On the road in Laos #3 – Akha villages

There are so many different peoples living in Laos that it would be impossible for me to try to remember the characteristics of each group, but the Akha people make themselves memorable by living as high in the mountains as they can. 

On the way to visit a group at the top of a mountain, we came across another Akha village where a young girl was out near the side of the road cleaning cotton bolls.

You might notice that apart from the headscarf to protect her from the sun, and the thongs on her feet, she is clad entirely in traditional Akha garb. The Akha still live quite a traditional way of life, especially the women, who, I was told, often only speak Akha (and no Lao) and rarely leave the village, particularly not to live and work elsewhere.

Akha embroidered clothing is popular with tourists, in fact I scored a fabulous Akha jacket when I was in Laos two years ago (have you seen it? If not, click here and please ignore the terrible layout). Kommaly bargained with this group to buy a few pieces.

Most of the girls were actually not wearing anything Akha – except for their headgear. And their headgear shows that I shouldn’t really be calling them girls, because they are in fact married women, many of them with babies, although I’m pretty sure most of them were still only about 18 – at the oldest.
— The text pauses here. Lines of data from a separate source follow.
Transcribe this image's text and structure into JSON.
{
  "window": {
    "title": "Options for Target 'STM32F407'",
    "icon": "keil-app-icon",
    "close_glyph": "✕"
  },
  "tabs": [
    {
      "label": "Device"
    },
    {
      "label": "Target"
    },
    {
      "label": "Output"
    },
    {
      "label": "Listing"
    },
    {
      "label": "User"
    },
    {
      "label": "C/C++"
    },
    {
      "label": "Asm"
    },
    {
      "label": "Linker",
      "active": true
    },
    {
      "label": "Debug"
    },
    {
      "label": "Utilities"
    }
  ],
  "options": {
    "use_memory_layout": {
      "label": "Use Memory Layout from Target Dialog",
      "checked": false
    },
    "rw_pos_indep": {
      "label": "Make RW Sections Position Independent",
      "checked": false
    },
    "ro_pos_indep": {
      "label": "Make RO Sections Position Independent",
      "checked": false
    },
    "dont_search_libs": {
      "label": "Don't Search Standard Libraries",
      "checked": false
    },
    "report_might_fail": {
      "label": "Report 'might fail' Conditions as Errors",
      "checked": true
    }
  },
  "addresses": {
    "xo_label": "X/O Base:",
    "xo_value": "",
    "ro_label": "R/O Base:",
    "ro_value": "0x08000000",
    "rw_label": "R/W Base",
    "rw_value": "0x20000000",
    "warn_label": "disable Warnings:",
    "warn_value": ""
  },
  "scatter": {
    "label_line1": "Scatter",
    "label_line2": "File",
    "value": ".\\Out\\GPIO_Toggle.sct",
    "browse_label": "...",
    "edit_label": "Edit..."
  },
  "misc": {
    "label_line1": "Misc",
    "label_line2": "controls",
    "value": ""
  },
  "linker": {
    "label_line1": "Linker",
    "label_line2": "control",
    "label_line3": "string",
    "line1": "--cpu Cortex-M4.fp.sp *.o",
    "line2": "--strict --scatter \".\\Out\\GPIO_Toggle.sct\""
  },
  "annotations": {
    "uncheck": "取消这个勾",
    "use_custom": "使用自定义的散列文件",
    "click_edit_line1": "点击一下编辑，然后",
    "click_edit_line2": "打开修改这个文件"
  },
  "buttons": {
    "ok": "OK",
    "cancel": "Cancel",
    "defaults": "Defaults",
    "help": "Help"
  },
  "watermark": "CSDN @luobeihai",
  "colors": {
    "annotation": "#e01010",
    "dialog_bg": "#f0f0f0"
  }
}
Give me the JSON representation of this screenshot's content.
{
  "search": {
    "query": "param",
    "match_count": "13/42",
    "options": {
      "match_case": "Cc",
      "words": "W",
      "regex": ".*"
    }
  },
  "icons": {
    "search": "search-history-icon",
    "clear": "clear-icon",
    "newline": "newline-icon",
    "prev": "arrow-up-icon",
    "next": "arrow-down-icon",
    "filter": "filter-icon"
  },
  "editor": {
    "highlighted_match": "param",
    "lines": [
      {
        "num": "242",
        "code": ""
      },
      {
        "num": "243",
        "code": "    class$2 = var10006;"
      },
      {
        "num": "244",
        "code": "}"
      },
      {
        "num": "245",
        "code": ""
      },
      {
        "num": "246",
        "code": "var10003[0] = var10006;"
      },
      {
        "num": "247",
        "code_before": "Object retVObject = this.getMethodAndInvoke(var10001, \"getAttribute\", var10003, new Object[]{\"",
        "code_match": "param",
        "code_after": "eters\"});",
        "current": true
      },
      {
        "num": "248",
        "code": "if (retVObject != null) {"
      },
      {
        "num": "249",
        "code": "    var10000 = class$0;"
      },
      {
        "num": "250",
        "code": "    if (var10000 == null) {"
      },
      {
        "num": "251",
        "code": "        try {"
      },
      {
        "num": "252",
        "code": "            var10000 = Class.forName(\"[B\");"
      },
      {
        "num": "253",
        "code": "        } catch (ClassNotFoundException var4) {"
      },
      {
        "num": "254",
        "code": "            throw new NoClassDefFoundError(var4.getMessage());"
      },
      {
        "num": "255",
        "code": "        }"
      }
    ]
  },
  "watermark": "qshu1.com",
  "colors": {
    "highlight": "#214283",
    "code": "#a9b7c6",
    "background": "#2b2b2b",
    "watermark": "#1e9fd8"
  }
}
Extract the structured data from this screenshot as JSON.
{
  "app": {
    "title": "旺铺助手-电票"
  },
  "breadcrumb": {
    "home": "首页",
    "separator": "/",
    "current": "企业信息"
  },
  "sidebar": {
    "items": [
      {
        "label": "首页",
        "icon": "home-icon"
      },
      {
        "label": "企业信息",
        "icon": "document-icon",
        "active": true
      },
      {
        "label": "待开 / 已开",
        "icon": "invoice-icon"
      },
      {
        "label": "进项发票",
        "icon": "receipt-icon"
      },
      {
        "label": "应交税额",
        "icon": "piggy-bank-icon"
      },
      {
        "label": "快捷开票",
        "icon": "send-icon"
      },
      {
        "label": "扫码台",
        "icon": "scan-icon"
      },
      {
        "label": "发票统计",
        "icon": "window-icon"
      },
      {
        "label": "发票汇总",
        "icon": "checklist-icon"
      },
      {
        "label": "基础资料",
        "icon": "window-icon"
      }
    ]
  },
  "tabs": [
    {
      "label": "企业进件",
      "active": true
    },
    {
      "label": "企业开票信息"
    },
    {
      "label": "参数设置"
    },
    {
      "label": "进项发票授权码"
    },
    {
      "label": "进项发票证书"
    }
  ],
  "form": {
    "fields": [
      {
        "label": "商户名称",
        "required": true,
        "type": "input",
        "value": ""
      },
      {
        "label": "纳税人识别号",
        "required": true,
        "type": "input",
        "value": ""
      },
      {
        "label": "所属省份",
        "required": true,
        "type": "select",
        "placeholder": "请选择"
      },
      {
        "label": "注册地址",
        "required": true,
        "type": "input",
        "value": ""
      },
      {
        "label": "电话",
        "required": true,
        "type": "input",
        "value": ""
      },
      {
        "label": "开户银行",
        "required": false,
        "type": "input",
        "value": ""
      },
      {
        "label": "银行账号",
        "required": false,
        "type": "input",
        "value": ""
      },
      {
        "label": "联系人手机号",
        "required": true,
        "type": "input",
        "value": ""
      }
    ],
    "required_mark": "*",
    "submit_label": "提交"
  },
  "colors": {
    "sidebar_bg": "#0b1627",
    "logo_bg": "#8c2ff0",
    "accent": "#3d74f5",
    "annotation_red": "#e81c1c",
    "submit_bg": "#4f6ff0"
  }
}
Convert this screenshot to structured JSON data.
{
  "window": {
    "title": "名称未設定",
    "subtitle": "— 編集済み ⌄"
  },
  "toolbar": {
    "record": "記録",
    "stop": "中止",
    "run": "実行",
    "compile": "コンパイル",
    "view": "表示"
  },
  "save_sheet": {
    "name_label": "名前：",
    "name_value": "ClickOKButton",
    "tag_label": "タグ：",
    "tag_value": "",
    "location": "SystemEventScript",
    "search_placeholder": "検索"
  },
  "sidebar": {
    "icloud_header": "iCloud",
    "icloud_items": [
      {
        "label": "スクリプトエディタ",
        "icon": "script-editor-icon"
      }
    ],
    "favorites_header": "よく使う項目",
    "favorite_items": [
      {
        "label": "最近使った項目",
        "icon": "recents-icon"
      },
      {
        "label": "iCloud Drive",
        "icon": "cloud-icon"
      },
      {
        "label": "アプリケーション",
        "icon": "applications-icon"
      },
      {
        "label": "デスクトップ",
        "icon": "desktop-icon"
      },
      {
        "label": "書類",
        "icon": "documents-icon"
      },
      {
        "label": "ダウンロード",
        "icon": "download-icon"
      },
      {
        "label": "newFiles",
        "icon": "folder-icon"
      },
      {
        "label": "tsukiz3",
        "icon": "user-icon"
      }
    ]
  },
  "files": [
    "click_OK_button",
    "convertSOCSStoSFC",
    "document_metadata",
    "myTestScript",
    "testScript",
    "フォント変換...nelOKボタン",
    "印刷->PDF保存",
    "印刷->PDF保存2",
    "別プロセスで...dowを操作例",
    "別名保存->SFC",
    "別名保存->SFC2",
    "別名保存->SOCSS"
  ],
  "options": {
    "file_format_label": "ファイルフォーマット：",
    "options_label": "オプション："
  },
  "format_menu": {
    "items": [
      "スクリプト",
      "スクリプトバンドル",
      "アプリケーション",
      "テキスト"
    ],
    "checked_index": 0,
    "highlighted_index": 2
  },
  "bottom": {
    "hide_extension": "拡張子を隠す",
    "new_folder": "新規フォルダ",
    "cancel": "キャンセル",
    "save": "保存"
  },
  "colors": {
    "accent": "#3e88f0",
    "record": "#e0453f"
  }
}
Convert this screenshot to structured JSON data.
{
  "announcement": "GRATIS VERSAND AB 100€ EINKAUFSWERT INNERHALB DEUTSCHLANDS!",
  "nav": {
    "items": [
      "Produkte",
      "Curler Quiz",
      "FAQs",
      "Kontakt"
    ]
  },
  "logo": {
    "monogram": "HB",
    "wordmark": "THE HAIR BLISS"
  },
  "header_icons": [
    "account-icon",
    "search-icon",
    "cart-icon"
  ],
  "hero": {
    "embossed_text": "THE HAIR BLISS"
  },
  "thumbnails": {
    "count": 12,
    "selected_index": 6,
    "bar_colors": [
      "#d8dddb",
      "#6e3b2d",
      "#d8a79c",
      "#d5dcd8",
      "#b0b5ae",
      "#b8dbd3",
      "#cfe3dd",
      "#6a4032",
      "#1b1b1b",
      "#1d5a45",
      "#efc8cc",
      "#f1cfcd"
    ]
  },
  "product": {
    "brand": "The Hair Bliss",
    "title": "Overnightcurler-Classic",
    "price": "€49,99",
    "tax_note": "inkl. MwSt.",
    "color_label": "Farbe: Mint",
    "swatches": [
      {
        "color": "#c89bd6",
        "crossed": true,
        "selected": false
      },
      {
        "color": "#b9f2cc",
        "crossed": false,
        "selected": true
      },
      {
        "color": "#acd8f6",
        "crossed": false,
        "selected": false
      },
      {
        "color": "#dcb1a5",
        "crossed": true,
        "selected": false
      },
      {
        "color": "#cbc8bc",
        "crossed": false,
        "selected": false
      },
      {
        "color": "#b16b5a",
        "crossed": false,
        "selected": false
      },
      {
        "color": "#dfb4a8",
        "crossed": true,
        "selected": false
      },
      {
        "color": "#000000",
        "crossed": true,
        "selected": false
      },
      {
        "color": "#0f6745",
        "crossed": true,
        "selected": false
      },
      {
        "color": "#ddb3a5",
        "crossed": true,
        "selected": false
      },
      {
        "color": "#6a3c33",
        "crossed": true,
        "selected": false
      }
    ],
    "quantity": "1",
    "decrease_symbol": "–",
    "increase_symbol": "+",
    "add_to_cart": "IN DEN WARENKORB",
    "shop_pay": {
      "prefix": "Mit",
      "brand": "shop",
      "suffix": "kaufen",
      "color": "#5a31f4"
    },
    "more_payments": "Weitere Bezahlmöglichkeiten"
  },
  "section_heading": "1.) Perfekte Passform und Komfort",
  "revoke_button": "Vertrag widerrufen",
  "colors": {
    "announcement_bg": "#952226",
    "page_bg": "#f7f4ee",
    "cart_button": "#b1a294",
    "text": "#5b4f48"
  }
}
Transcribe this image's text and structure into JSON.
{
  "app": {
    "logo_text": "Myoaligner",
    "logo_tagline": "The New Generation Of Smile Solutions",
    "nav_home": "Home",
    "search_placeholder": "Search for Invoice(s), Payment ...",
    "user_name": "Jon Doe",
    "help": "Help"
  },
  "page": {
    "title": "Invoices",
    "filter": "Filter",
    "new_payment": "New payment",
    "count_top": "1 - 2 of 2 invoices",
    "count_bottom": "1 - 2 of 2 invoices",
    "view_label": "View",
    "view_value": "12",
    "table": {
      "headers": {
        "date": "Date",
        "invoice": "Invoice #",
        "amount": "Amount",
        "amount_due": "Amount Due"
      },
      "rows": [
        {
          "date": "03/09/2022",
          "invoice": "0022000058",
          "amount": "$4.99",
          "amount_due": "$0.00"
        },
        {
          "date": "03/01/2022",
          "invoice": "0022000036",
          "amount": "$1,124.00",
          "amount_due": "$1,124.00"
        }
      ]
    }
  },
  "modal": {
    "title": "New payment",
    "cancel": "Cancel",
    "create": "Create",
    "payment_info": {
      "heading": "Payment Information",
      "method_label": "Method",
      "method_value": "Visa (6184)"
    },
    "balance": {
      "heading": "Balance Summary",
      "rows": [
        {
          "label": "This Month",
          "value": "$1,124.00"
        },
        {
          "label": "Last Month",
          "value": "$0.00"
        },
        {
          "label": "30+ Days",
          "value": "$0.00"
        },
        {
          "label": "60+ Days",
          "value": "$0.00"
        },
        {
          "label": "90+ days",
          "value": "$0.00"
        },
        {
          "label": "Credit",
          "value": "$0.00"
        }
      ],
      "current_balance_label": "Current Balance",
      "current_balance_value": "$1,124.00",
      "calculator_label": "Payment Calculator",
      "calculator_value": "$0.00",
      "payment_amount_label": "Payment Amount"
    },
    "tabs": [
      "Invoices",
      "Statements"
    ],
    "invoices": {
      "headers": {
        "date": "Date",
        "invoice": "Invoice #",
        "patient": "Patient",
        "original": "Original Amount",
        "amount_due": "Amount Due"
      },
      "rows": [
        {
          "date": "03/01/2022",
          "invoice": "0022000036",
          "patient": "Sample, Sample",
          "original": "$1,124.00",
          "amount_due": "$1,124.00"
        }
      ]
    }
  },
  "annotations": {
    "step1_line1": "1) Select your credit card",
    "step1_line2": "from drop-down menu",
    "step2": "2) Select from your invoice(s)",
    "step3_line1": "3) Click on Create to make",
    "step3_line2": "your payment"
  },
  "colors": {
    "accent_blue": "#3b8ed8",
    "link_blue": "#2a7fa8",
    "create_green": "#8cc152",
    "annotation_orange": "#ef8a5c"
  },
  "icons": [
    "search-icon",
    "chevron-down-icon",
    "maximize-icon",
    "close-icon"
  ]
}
We were treated to lunch at the chief’s house when we got to the village at the top of the mountain. It’s not particularly appetising to look at, but this grey dish was DELICIOUS. It’s banana flower and lemongrass soup, and I must have had about a zillion helpings!

We were also treated to a fashion show of sorts, as the girl in the picture was helped to get all the heavy headgear on (over her totally modern outfit!). Once a woman is married, she wears this headgear all the time – apparently even to sleep in, although I’m hoping that I misunderstood that, as it would be so heavy! 

The headgear is covered in all kinds of embellishment including coins, beads and tassels, and it gets handed down over the generations as a form of portable wealth.

The embroidery is very intricate and colourful, with seemingly few rules, except that white must be used as it has some special meaning. This lady is holding a hip covering which has a coin and tassel attached to the corner. I bought something similar, but with no coin and tassel – the coins are often close to 100 years old and quite precious to the Akha, so they don’t like to part with them.

I ordered a few accessory samples from this group, but I’m not sure how long the embroidery takes, so have no idea when I’ll actually receive them. Soon, hopefully!